◆ Aim of the task:
Give a bare count of the lines with "JSON" in the material below.

◆ Extracted entries:
• • • • •
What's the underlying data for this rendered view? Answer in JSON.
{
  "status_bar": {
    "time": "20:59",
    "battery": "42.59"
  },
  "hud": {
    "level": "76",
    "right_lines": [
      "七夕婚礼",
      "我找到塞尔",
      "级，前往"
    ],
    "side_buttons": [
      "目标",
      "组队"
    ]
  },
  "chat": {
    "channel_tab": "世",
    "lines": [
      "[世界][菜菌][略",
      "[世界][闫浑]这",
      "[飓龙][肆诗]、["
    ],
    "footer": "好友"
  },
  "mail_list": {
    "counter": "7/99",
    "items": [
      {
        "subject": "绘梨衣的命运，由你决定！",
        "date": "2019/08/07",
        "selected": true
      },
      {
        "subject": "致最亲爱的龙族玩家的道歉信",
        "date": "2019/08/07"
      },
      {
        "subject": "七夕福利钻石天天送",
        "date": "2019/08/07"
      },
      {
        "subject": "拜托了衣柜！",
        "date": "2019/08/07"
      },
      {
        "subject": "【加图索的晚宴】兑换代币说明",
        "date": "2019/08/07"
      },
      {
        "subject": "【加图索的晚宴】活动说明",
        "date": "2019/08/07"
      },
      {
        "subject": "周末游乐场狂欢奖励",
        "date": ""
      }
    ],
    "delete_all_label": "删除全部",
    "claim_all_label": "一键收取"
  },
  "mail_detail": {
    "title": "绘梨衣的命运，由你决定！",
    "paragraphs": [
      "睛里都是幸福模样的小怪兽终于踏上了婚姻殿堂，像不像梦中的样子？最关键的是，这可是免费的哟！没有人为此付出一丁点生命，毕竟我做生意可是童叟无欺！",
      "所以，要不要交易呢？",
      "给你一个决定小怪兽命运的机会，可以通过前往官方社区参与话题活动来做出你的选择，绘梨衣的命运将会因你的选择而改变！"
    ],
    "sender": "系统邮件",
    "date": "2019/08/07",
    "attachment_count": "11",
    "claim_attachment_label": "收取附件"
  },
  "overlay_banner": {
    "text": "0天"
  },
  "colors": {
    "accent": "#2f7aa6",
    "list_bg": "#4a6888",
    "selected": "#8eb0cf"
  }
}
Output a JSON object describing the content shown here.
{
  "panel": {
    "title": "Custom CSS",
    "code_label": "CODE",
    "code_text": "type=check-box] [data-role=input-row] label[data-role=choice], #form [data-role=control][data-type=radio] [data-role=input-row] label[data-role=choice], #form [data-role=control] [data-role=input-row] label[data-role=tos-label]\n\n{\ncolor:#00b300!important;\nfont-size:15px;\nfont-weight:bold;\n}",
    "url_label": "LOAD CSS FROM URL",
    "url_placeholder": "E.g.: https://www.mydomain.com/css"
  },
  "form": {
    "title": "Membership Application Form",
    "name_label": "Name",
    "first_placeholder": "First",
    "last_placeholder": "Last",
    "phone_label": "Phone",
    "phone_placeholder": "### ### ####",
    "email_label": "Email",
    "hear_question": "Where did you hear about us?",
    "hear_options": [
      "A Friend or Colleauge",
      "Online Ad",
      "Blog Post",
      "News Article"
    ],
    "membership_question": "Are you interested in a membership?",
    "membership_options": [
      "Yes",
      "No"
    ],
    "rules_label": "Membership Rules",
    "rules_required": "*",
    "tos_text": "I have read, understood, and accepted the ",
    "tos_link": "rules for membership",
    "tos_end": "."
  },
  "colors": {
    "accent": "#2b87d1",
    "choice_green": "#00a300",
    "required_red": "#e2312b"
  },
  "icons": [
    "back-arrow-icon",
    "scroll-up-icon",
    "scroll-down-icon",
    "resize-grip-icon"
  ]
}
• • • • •
◆ Task output:
2